Problem to work on>
Copy out each line below that has the word "title" in it.
━━ Data for the task ━━
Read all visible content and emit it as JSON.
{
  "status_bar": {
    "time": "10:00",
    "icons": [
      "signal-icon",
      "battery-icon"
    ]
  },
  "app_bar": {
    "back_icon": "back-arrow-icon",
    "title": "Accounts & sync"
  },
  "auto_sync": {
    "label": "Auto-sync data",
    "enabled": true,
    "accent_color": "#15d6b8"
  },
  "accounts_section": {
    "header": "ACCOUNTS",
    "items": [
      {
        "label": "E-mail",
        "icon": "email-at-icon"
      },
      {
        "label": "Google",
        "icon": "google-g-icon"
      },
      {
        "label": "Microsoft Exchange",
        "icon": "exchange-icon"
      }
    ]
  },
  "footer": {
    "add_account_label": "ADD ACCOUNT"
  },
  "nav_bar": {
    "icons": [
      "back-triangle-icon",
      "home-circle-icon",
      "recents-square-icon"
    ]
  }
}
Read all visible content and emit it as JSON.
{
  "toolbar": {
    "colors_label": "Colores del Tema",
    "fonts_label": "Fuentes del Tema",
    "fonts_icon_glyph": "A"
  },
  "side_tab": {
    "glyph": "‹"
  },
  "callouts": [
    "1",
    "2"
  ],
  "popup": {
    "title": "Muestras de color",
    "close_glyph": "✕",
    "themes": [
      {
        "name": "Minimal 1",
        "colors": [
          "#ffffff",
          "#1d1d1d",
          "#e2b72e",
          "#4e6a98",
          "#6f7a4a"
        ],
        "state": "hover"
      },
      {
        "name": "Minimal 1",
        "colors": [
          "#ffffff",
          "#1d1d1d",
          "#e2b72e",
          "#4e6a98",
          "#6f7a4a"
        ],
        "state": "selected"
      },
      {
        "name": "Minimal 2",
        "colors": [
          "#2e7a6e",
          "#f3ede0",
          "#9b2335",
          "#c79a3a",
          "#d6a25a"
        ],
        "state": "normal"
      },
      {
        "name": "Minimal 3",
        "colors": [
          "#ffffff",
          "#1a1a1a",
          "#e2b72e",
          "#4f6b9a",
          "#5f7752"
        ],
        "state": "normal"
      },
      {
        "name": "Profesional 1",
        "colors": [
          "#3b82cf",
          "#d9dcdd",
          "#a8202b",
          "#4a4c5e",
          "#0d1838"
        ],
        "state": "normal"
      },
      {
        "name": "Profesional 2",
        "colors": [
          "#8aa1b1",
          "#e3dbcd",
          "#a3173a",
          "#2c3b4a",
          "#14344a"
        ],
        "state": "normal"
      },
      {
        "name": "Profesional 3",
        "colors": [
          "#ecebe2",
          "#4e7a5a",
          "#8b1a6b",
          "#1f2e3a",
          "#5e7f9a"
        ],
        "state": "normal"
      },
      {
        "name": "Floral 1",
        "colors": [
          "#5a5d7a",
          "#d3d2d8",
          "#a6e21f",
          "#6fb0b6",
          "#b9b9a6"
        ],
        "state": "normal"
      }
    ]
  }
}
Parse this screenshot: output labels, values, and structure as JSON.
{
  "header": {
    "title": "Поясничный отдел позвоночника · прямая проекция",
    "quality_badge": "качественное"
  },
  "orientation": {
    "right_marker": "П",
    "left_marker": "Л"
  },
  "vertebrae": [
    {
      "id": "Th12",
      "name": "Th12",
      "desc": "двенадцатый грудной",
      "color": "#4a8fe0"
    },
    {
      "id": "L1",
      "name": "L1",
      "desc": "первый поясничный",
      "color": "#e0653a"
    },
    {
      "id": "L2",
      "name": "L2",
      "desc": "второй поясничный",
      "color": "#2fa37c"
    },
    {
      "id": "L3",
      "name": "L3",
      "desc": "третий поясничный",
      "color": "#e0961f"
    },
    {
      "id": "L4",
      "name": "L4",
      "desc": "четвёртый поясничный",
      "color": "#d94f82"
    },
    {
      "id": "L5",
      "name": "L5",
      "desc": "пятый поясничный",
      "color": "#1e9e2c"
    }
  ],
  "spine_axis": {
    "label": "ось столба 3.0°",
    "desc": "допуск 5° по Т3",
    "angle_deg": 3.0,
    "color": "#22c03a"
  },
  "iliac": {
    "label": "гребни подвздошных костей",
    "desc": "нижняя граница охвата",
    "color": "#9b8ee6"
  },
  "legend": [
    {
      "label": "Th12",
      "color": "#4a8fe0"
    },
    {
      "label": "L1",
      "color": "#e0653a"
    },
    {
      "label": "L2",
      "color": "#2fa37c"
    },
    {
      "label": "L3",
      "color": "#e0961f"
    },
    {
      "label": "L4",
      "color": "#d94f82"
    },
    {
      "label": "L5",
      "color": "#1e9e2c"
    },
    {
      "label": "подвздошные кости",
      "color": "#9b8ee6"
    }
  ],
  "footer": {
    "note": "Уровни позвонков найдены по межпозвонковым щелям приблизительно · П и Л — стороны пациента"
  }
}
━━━
Solution>
    "title": "Accounts & sync"
    "title": "Muestras de color",
    "title": "Поясничный отдел позвоночника · прямая проекция",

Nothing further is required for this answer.